Written by Sébastien Malo, CNN
The big question when it comes to car buying is “how much?” A used car typically costs anywhere from $10,000 (500 British pounds) to $100,000 (2 million British pounds). Of course, this assumes the car is healthy. That said, before you even buy, there are some important things to keep in mind.
1. Car price is not the whole story
Just because a car is listed on the open market for cheap doesn’t mean it’s cheap for everyone. There’s a difference between a car that’s on a used car site and is actually in private hands.
“Even a brand new car like a Lexus is typically only discounted by 15-20%,” says Kurt Schueller, vice president of National Accounts at InsureMyTrip.com . It’s usually due to advertising gimmicks and marketing.
Purchasing a used car from a reputable auto company is actually the best way to save money on your car purchase.
Before buying a used car, look for current market values. You can compare prices within your area, search for certified pre-owned cars on car sites, and even check the R.V.A. Certified Pre-Owned list for your state.
There are also a number of articles you can find on buying and selling cars online , outlining specific ways to save on used car prices
2. Compare the trade-in, depreciation, and credit
The value of your old car depends on what is currently in the market. If you’re buying a used car, you can expect it to depreciate within a few months, but this depreciation won’t necessarily increase after the sale.
“If you’re buying a new car, you’re going to get a great deal if you trade in an old car, but if you buy a used car and bring it in as a trade-in, it’s the exact same car, so you don’t get a great deal,” says automotive expert Sibongink He.
The depreciation factor comes from the fact that most used cars are brand new, so they depreciate faster.
It’s also important to look at how much trade-in value the seller is going to get.
“It’s fair to say the less you trade in your own car, the more it’ll cost you to purchase it,” says Buick Expert Mark Flasher .
Another important piece of information is the credit score. When a dealer takes possession of a car, the dealership will take a look at your credit and estimate your monthly car payment based on your score. According to the Federal Trade Commission (FTC), the creditworthiness of a person and his or her ability to repay a loan are factors when a bank decides to finance a vehicle. If your credit score is as low as 580, it’s going to cost you.
“We definitely advise people to check their credit. If your credit is low, you will have to deal with a higher interest rate on your car loan,” says Schueller.
3. Buy the right car
Part of the decision-making process lies in the engine size and color of the vehicle you’re looking to buy.
There are a number of general advice for choosing the right car. Smaller cars are considered lighter, which means you won’t need a lot of fuel. They’re also more fuel efficient, so they save you money on your daily commute.
“You can save a lot on fuel with a smaller car, and the load factor, which is the amount of weight you put on your car in a year, is reduced,” says Sibongink He.
When it comes to the color of your new car, check the common colors and go with something like silver. This is also a good color for your eyes.

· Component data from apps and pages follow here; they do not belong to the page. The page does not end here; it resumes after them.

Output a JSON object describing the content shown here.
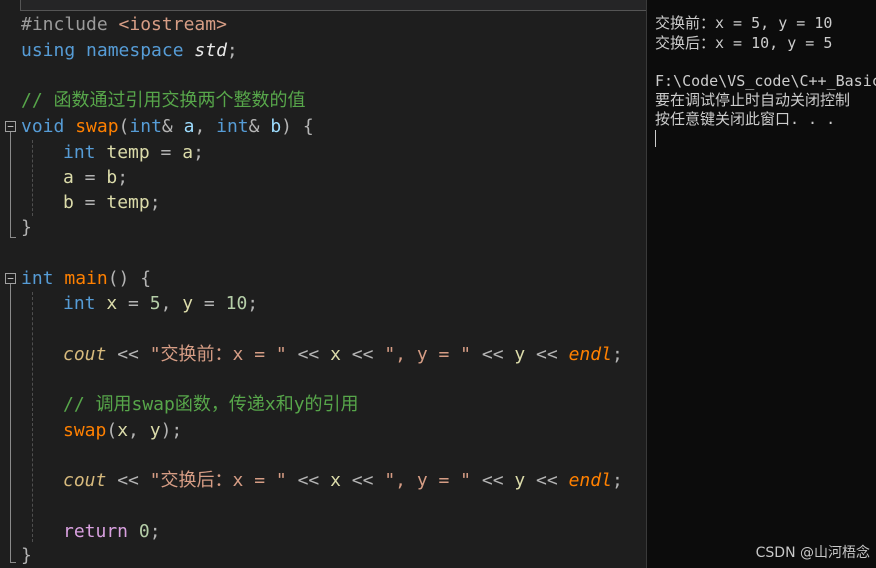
{
  "editor": {
    "lines": {
      "l1": {
        "a": "#include ",
        "b": "<iostream>"
      },
      "l2": {
        "a": "using namespace ",
        "b": "std",
        "c": ";"
      },
      "l4": {
        "a": "// 函数通过引用交换两个整数的值"
      },
      "l5": {
        "a": "void ",
        "b": "swap",
        "c": "(",
        "d": "int",
        "e": "& ",
        "f": "a",
        "g": ", ",
        "h": "int",
        "i": "& ",
        "j": "b",
        "k": ") {"
      },
      "l6": {
        "a": "int ",
        "b": "temp",
        "c": " = ",
        "d": "a",
        "e": ";"
      },
      "l7": {
        "a": "a",
        "b": " = ",
        "c": "b",
        "d": ";"
      },
      "l8": {
        "a": "b",
        "b": " = ",
        "c": "temp",
        "d": ";"
      },
      "l9": {
        "a": "}"
      },
      "l11": {
        "a": "int ",
        "b": "main",
        "c": "() {"
      },
      "l12": {
        "a": "int ",
        "b": "x",
        "c": " = ",
        "d": "5",
        "e": ", ",
        "f": "y",
        "g": " = ",
        "h": "10",
        "i": ";"
      },
      "l14": {
        "a": "cout",
        "b": " << ",
        "c": "\"交换前：x = \"",
        "d": " << ",
        "e": "x",
        "f": " << ",
        "g": "\", y = \"",
        "h": " << ",
        "i": "y",
        "j": " << ",
        "k": "endl",
        "l": ";"
      },
      "l16": {
        "a": "// 调用swap函数，传递x和y的引用"
      },
      "l17": {
        "a": "swap",
        "b": "(",
        "c": "x",
        "d": ", ",
        "e": "y",
        "f": ");"
      },
      "l19": {
        "a": "cout",
        "b": " << ",
        "c": "\"交换后：x = \"",
        "d": " << ",
        "e": "x",
        "f": " << ",
        "g": "\", y = \"",
        "h": " << ",
        "i": "y",
        "j": " << ",
        "k": "endl",
        "l": ";"
      },
      "l21": {
        "a": "return ",
        "b": "0",
        "c": ";"
      },
      "l22": {
        "a": "}"
      }
    }
  },
  "console": {
    "lines": [
      "交换前：x = 5, y = 10",
      "交换后：x = 10, y = 5",
      "",
      "F:\\Code\\VS_code\\C++_Basic",
      "要在调试停止时自动关闭控制",
      "按任意键关闭此窗口. . ."
    ]
  },
  "watermark": "CSDN @山河梧念",
  "colors": {
    "background": "#1e1e1e",
    "console_background": "#0c0c0c",
    "keyword": "#569cd6",
    "function": "#dcdcaa",
    "comment": "#57a64a",
    "number": "#b5cea8",
    "string": "#d69d85"
  },
  "icons": {
    "fold": "collapse-minus-icon"
  }
}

Remember, the advertised “dollar-for-dollar” savings on cars isn’t necessarily true. Buying the car you’re looking for should be your first step to saving money. Buy a car that’s likely to be more reliable and stay within its annual wear and tear.
4. Never buy an older car
Even though a car is technically brand new, it might need more than just a paint job and some new hardware. This might include warranties for both the vehicle and the brand. If you live in a major city or a rural area, a car can also probably repair itself. Of course, if the car is a rental, always be careful to follow the maintenance instructions.